For this reason, the squat one of the best exercises on the planet for improving knee joint health.
However, there are a few caveats around this:
1) Your exercise technique needs to be sound
2) The increases in load must occur in a gradual and safe manner
How to Squat Properly
The key to getting all the benefits of squatting come from performing the movement with good technique.
So, without further ado, my step by step approach to squatting with good technique:
- Set yourself up with your feet a bit wider than shoulder width, with your toes pointed out slightly. Your entire foot should be making contact with the ground, and your big toes should be pressed firmly into the floor.
- Keeping your chest up tall, proceed to sit straight down so that your bum drops back and down (this should be done slowly, and under control).
- Hold a slight pause at the bottom without losing your chest position. Your torso should be upright, your spine straight, and your hips flexed to about 45 degrees (give or take).
- From here, push your feet into the ground until you are back at your starting position.
Simple stuff really.
Some squatting FAQs
Is it OK to squat below parallel? Squatting below parallel is a great option if you have the mobility to do so. It’s this movement that takes your knee through a full range of motion, which helps improve knee health. If you don’t have the mobility available, then it’s worth doing some dedicated mobility work.
What if my knees go in front of my toes? If your knees didn’t have the ability to travel over your toes, you wouldn’t be able to walk. Seriously, you are in this position every day, so why not train to become stronger in this position?
Progressing the Squat
Adding load is crucial to improving strength, joint health, and function. But it’s important to do this slowly and safely. Here’s how to progress your squat to allow the gradual addition of load:
- Plate squat (Weeks 1-4).
- Goblet squat (Weeks 5-8).
- Dual KB front squat (Weeks 9-12).
- Front Squat (Weeks 13-16).
- Back Squat (Weeks 17-20).
After each 4-week period, you should have mastered that specific variation. Each week you should also increase the weights you use slightly to continually increase strength throughout the entire duration of the progression.
I appreciate that this may look like a lengthy process, but it’s important to make sure that progression is done as safely and as efficiently as possible.
Take Home Message
Squats aren’t bad for your knees. In fact, when done properly, they are really beneficial for knee health.

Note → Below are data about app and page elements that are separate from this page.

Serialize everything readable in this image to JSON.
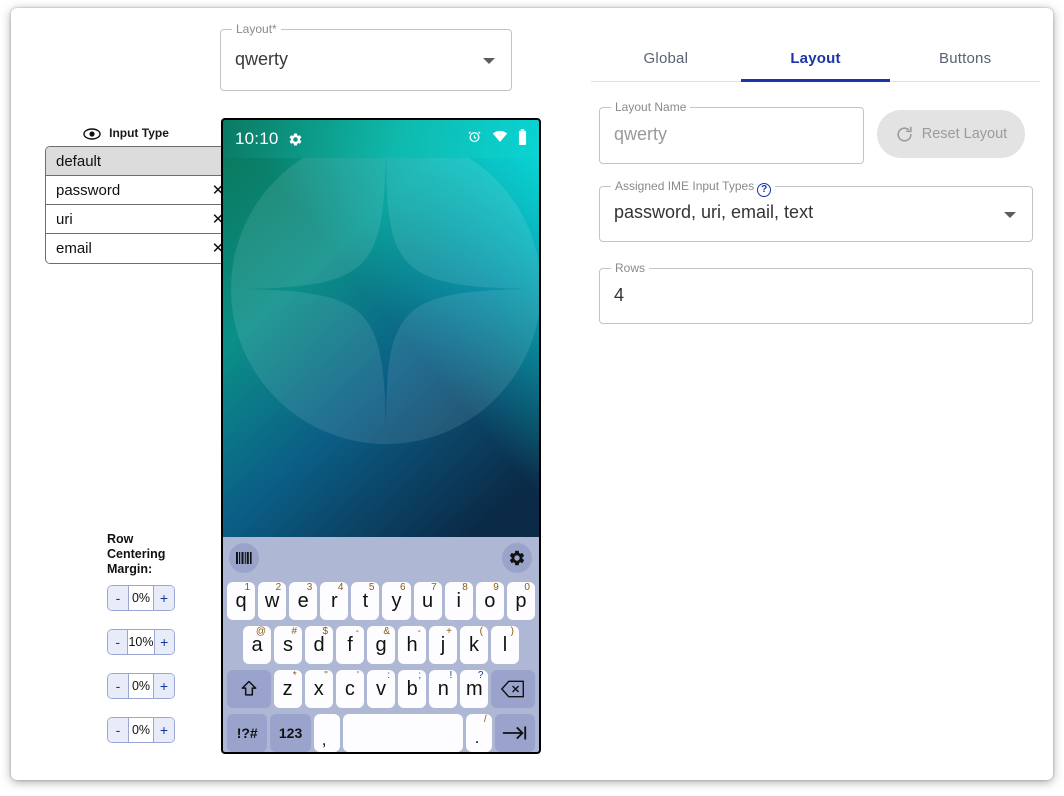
{
  "layout_select": {
    "legend": "Layout*",
    "value": "qwerty",
    "caret_icon": "chevron-down-icon"
  },
  "input_type_panel": {
    "header_label": "Input Type",
    "header_icon": "eye-icon",
    "items": [
      {
        "label": "default",
        "removable": false,
        "selected": true,
        "close_glyph": ""
      },
      {
        "label": "password",
        "removable": true,
        "selected": false,
        "close_glyph": "✕"
      },
      {
        "label": "uri",
        "removable": true,
        "selected": false,
        "close_glyph": "✕"
      },
      {
        "label": "email",
        "removable": true,
        "selected": false,
        "close_glyph": "✕"
      }
    ]
  },
  "row_margins": {
    "title": "Row Centering Margin:",
    "minus_label": "-",
    "plus_label": "+",
    "values": [
      "0%",
      "10%",
      "0%",
      "0%"
    ]
  },
  "phone": {
    "status_bar": {
      "time": "10:10",
      "left_icon": "gear-icon",
      "right_icons": [
        "alarm-icon",
        "wifi-icon",
        "battery-icon"
      ]
    },
    "wallpaper": {
      "gradient_top_left": "#0a7a5f",
      "gradient_top_right": "#0ad4d4",
      "gradient_bottom": "#0b2a47",
      "shape": "circle-with-four-point-star"
    }
  },
  "keyboard": {
    "toolbar": {
      "left_button_icon": "barcode-icon",
      "right_button_icon": "gear-icon"
    },
    "rows": [
      {
        "keys": [
          {
            "label": "q",
            "sup": "1",
            "type": "char"
          },
          {
            "label": "w",
            "sup": "2",
            "type": "char"
          },
          {
            "label": "e",
            "sup": "3",
            "type": "char"
          },
          {
            "label": "r",
            "sup": "4",
            "type": "char"
          },
          {
            "label": "t",
            "sup": "5",
            "type": "char"
          },
          {
            "label": "y",
            "sup": "6",
            "type": "char"
          },
          {
            "label": "u",
            "sup": "7",
            "type": "char"
          },
          {
            "label": "i",
            "sup": "8",
            "type": "char"
          },
          {
            "label": "o",
            "sup": "9",
            "type": "char"
          },
          {
            "label": "p",
            "sup": "0",
            "type": "char"
          }
        ]
      },
      {
        "keys": [
          {
            "label": "a",
            "sup": "@",
            "type": "char"
          },
          {
            "label": "s",
            "sup": "#",
            "type": "char"
          },
          {
            "label": "d",
            "sup": "$",
            "type": "char"
          },
          {
            "label": "f",
            "sup": "-",
            "type": "char"
          },
          {
            "label": "g",
            "sup": "&",
            "type": "char"
          },
          {
            "label": "h",
            "sup": "-",
            "type": "char"
          },
          {
            "label": "j",
            "sup": "+",
            "type": "char"
          },
          {
            "label": "k",
            "sup": "(",
            "type": "char"
          },
          {
            "label": "l",
            "sup": ")",
            "type": "char"
          }
        ]
      },
      {
        "keys": [
          {
            "label": "⇧",
            "sup": "",
            "type": "modifier",
            "name": "shift-key",
            "width": "wide2"
          },
          {
            "label": "z",
            "sup": "*",
            "type": "char"
          },
          {
            "label": "x",
            "sup": "\"",
            "type": "char"
          },
          {
            "label": "c",
            "sup": "'",
            "type": "char"
          },
          {
            "label": "v",
            "sup": ":",
            "type": "char"
          },
          {
            "label": "b",
            "sup": ";",
            "type": "char"
          },
          {
            "label": "n",
            "sup": "!",
            "type": "char"
          },
          {
            "label": "m",
            "sup": "?",
            "type": "char"
          },
          {
            "label": "⌫",
            "sup": "",
            "type": "modifier",
            "name": "backspace-key",
            "width": "wide2"
          }
        ]
      },
      {
        "keys": [
          {
            "label": "!?#",
            "sup": "",
            "type": "modifier",
            "name": "symbols-key",
            "width": "wide2",
            "small": true
          },
          {
            "label": "123",
            "sup": "",
            "type": "modifier",
            "name": "numbers-key",
            "width": "wide2",
            "small": true
          },
          {
            "label": ",",
            "sup": "",
            "type": "char",
            "name": "comma-key"
          },
          {
            "label": "",
            "sup": "",
            "type": "char",
            "name": "space-key",
            "width": "space"
          },
          {
            "label": ".",
            "sup": "/",
            "type": "char",
            "name": "period-key"
          },
          {
            "label": "→|",
            "sup": "",
            "type": "modifier",
            "name": "enter-key",
            "width": "wide2"
          }
        ]
      }
    ]
  },
  "right_panel": {
    "tabs": [
      {
        "label": "Global",
        "active": false
      },
      {
        "label": "Layout",
        "active": true
      },
      {
        "label": "Buttons",
        "active": false
      }
    ],
    "layout_name": {
      "legend": "Layout Name",
      "value": "qwerty"
    },
    "reset_layout": {
      "label": "Reset Layout",
      "icon": "refresh-icon"
    },
    "ime_input_types": {
      "legend": "Assigned IME Input Types",
      "help_glyph": "?",
      "value": "password, uri, email, text",
      "caret_icon": "chevron-down-icon"
    },
    "rows": {
      "legend": "Rows",
      "value": "4"
    }
  },
  "colors": {
    "accent": "#1a35a8",
    "keyboard_bg": "#aeb7d4",
    "key_bg": "#fdfdff",
    "modifier_key_bg": "#99a3cc",
    "selected_row_bg": "#dcdcdc"
  }
}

If you’re new to squatting or have previously had an injury, it’s always a good idea to have an expert check your technique. To find a university-qualified exercise professional near you, click here.
Written by Hunter Bennett. Hunter Bennett (PhD) is an Accredited Exercise Scientist, Strength Coach at BUILT Strength and Conditioning, and Lecturer at the University of South Australia. Follow his research at ResearchGate and read more of his work at the BUILT Blog.